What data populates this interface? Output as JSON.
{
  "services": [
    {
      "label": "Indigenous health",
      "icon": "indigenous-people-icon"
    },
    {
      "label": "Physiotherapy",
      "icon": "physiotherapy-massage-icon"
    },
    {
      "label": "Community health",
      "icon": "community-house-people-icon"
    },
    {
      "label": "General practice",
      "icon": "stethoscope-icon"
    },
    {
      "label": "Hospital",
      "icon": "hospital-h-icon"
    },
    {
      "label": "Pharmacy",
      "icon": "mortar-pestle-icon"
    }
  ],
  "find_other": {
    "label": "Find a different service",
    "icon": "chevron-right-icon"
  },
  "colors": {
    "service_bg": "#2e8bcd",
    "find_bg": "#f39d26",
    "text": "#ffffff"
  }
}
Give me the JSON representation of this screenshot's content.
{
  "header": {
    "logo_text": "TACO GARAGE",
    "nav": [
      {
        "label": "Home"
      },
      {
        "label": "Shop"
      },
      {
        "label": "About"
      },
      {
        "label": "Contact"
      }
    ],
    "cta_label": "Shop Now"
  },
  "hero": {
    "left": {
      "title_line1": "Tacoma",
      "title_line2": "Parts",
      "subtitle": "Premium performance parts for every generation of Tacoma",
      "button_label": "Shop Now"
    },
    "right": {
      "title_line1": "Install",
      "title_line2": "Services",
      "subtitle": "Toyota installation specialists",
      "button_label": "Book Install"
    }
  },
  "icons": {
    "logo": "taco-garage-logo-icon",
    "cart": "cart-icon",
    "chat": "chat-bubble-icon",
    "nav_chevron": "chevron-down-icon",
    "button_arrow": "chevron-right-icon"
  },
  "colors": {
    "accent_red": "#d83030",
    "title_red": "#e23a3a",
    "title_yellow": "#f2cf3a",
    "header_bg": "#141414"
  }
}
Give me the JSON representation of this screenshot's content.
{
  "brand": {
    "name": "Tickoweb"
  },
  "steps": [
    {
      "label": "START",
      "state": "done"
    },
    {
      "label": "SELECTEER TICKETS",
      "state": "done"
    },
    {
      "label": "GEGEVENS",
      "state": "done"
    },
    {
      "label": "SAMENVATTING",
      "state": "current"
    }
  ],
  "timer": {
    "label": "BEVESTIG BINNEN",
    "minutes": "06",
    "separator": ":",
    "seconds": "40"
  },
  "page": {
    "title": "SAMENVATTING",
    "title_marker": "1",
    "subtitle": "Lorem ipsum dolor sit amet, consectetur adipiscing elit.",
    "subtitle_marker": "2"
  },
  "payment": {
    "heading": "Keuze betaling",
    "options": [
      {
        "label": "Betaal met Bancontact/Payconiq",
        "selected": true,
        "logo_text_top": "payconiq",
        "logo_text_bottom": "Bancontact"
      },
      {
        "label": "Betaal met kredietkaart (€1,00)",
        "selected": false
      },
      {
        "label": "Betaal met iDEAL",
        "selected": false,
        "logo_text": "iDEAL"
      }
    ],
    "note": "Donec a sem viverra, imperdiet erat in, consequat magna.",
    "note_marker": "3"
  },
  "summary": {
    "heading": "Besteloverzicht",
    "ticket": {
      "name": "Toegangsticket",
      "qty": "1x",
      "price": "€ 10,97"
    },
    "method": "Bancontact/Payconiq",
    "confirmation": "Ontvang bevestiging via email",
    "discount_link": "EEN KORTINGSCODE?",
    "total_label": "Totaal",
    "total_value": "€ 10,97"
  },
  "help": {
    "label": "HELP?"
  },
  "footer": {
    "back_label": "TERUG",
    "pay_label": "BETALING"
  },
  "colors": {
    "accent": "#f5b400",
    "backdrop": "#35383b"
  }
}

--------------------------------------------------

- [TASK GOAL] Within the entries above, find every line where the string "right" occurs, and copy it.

- [ANSWER TO THIS EXERCISE]
    "icon": "chevron-right-icon"
    "right": {
    "button_arrow": "chevron-right-icon"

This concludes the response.